Since Barber took over in 2010, the company has been mining its library for characters it can use in new films, producing hits like “The Hobbit,” “Skyfall” and last year’s “Rocky” sequel “Creed.” In the coming months, the studio will need to select a new distributor for its James Bond franchise and potentially find a new actor to play 007.
MGM’s annual earnings before interest, taxes, depreciation and amortization have risen to about $400 million from about $150 million since the bankruptcy, according to Steven Azarbad, chief investment officer at New York-based Maglan Capital LP, an MGM investor.
A good part of that growth comes from TV, where MGM produces shows such as “Fargo” for the FX network, “Vikings” for the History Channel and “Teen Wolf” on MTV.

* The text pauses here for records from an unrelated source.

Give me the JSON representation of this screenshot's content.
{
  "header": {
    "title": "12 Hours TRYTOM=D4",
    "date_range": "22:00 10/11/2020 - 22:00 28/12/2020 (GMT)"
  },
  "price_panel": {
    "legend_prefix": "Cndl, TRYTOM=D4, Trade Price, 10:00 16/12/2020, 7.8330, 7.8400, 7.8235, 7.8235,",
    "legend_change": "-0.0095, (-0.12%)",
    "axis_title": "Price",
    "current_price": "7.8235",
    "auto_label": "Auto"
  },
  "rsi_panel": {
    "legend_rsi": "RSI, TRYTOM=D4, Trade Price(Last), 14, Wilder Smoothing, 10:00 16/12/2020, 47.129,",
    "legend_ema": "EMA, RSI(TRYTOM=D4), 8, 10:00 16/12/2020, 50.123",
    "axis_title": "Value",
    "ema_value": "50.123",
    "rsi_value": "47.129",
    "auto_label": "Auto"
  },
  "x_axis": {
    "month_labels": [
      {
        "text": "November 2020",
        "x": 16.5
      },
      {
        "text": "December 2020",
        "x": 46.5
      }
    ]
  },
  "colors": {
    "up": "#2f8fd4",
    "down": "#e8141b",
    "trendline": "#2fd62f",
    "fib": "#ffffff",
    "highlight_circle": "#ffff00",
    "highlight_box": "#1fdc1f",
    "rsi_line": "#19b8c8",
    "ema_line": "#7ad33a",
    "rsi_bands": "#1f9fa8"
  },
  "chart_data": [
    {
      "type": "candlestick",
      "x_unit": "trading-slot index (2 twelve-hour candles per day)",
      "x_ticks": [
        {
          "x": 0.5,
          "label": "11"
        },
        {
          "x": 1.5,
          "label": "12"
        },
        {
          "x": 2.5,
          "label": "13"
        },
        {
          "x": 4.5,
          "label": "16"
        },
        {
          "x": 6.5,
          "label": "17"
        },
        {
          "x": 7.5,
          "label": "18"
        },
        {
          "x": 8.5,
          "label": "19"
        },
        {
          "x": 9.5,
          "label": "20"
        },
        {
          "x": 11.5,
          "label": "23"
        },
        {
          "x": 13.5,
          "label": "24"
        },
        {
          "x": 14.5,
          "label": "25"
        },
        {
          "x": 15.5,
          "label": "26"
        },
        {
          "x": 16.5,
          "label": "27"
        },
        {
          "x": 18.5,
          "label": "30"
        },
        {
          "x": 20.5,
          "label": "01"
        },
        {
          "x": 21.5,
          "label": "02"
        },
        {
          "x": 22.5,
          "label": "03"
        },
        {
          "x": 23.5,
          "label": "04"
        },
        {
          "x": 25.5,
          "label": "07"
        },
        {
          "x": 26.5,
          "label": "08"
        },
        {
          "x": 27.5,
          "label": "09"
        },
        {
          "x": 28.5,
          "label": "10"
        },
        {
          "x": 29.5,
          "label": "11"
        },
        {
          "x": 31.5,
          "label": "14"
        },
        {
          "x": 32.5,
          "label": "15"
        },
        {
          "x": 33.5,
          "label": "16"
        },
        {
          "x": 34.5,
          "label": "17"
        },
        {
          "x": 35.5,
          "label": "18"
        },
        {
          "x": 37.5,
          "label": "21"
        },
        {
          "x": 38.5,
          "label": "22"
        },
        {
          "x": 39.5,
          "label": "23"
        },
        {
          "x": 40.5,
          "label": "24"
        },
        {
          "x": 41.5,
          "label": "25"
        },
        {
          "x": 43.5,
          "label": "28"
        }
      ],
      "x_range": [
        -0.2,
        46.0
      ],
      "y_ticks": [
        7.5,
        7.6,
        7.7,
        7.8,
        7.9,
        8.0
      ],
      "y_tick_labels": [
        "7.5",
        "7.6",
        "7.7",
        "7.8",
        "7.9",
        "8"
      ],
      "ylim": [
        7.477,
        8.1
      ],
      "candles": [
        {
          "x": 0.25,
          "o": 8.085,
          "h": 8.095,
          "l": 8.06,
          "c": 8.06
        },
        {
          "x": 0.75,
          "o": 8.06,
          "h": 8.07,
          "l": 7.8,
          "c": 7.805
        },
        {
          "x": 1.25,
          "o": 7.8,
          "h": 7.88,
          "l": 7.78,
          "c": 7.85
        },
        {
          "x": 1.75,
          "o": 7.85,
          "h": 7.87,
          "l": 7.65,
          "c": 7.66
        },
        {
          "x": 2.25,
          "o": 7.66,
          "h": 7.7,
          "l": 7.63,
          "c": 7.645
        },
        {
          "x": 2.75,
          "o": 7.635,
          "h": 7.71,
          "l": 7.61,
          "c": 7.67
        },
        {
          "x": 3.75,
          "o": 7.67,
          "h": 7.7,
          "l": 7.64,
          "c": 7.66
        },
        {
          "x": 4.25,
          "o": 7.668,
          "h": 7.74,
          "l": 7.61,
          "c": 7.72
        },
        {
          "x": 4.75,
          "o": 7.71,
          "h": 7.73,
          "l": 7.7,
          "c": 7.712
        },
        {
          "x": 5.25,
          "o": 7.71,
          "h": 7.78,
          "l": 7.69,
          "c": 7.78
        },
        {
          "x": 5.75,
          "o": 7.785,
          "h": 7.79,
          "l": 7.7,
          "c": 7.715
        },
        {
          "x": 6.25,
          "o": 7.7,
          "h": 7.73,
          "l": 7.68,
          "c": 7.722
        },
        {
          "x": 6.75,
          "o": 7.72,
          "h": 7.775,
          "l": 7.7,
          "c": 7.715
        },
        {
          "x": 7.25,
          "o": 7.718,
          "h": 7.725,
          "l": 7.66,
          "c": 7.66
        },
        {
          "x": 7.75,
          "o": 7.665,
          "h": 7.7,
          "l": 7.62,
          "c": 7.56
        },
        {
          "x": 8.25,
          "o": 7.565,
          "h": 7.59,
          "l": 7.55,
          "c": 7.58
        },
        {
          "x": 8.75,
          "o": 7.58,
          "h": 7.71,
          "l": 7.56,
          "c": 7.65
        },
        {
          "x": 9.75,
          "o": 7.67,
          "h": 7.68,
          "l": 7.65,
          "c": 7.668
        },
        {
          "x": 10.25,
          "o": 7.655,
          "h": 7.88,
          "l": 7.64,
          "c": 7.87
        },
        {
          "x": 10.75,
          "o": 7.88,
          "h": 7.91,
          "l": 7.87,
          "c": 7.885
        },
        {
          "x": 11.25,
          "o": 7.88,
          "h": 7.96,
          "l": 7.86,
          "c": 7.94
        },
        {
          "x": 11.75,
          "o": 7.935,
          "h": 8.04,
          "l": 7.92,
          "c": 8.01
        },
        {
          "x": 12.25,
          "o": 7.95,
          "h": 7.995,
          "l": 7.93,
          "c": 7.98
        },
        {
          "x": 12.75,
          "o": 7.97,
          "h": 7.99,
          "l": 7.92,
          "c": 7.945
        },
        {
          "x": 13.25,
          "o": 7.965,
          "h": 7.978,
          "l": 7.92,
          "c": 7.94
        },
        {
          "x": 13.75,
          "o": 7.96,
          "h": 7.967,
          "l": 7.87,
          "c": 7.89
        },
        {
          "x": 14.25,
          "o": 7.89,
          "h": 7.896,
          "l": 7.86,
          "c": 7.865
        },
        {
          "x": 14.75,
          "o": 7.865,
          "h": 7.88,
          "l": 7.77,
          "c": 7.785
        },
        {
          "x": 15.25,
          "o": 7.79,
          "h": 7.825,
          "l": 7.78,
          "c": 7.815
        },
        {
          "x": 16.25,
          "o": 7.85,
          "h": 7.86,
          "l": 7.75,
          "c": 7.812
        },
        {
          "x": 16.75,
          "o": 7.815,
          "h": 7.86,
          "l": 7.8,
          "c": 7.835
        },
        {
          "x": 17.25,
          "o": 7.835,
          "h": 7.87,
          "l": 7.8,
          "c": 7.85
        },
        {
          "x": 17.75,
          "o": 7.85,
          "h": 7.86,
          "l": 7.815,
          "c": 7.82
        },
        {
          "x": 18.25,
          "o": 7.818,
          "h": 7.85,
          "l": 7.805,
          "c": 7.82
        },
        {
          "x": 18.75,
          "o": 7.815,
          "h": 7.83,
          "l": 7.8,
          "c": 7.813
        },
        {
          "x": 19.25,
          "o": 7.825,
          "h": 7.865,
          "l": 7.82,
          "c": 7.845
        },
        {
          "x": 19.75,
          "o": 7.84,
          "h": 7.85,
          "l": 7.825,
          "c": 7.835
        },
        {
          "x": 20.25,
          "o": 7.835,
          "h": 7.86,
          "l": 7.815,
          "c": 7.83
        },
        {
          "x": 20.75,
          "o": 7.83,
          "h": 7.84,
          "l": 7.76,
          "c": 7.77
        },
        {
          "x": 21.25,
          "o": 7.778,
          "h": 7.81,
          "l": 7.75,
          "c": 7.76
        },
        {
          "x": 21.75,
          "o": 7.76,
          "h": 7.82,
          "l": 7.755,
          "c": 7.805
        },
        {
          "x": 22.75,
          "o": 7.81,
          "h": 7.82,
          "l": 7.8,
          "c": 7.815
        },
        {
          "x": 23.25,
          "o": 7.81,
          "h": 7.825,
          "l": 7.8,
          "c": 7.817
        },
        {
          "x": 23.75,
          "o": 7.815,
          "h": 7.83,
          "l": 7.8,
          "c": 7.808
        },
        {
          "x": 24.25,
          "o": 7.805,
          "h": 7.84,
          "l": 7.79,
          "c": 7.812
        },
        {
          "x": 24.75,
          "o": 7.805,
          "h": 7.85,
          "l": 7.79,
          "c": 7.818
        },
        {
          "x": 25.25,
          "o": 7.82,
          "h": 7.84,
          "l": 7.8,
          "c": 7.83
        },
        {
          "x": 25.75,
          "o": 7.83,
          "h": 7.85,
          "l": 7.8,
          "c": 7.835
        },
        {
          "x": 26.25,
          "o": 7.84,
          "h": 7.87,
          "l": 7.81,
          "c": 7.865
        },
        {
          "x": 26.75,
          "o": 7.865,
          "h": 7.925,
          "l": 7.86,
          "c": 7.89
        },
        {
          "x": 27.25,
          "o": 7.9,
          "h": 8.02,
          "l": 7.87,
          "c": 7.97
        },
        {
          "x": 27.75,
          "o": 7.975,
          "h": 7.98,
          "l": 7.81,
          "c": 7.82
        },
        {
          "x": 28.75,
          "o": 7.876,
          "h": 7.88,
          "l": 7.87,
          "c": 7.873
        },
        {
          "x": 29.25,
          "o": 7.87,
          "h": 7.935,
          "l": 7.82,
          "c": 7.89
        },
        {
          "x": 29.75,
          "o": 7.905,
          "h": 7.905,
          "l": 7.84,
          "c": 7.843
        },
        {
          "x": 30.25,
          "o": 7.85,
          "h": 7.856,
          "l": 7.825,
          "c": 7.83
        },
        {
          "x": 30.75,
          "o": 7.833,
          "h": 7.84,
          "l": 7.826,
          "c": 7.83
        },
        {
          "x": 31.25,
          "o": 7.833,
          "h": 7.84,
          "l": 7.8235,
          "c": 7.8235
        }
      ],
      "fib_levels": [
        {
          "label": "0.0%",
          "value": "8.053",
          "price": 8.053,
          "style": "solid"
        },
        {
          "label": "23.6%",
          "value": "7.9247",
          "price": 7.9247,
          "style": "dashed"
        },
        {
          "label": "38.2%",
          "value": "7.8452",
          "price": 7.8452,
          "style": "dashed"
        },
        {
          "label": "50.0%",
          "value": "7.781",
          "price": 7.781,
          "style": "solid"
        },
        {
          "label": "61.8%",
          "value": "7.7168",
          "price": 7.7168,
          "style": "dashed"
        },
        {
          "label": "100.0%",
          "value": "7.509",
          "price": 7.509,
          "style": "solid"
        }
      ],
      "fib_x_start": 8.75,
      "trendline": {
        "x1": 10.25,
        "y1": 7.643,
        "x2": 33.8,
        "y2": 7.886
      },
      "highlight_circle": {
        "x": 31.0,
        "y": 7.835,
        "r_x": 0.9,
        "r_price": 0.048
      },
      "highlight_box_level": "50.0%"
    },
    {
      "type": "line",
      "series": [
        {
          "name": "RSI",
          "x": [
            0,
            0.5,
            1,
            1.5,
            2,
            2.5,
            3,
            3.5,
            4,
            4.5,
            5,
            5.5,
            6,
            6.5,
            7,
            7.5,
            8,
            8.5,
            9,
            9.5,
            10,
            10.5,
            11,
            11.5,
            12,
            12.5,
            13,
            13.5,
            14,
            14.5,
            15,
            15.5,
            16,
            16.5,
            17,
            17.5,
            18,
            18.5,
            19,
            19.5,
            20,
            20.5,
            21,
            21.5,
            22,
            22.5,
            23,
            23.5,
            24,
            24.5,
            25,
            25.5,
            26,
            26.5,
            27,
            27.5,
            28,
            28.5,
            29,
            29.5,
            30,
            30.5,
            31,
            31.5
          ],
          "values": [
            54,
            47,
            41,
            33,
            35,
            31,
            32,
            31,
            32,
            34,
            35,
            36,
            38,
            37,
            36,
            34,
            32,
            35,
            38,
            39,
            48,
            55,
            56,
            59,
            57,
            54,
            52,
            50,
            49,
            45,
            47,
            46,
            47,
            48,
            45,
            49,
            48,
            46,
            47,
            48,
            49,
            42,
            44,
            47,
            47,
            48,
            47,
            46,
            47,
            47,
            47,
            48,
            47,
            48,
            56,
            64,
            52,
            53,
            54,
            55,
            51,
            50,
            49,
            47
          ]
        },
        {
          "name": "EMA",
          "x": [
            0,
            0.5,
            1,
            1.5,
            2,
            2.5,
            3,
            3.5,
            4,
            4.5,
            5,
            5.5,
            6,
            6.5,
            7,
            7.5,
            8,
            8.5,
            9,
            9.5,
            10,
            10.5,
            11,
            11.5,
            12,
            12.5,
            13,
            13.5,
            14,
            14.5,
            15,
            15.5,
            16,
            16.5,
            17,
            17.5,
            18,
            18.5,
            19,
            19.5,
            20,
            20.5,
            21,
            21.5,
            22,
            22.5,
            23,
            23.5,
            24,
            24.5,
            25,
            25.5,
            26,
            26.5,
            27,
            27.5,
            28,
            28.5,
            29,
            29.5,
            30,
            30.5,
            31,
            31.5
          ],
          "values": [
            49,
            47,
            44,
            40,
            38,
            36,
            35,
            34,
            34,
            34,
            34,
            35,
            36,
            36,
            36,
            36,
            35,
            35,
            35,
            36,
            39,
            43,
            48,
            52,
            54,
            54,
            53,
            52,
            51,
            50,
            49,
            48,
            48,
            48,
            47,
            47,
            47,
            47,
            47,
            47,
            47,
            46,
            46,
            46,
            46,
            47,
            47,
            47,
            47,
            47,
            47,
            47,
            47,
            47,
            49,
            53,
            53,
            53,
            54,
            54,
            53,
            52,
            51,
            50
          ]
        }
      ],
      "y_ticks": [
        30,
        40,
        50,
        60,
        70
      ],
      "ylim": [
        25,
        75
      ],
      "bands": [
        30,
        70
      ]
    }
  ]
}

The multi-season nature of TV production provides more financial stability than the more volatile movie business, Azarbad said. That was particularly true last month when MGM reduced its profit outlook for the year by 10 percent due to the poor performance of its film remake of “Ben-Hur.”
TV shows, particularly the reality programs that Burnett specializes in, are much cheaper to produce, Azarbad said.
“The TV business is much more of a fixed-margin business,” he said. “With films it’s a boom and bust type of environment.”
Still, film represented about 75 percent of MGM’s revenue in the first half of the year.
Source of Speculation
Since the bankruptcy, when control shifted a number of distressed debt investment funds, MGM’s future has been a constant source of speculation. In 2012 the company filed paperwork with regulators indicating it may pursue a public offering. In May Barber said he still sees a public offering for the company over the next three to five years, but first he wants to build up the company’s TV business. (MGM has a small number of shares traded over the counter already, but they rarely change hands.)
As of the end of June, shareholders with more than 10 percent stakes in MGM included Anchorage Capital Partners, Highland Capital Partners and Solus Alternative Asset Management, according to a filing.
MGM may also make a tempting target for Chinese media companies that have been looking to acquire U.S. assets, Azarbad said.
“For the time being they’re doing a good job with earnings growth and buying back stock,” he said.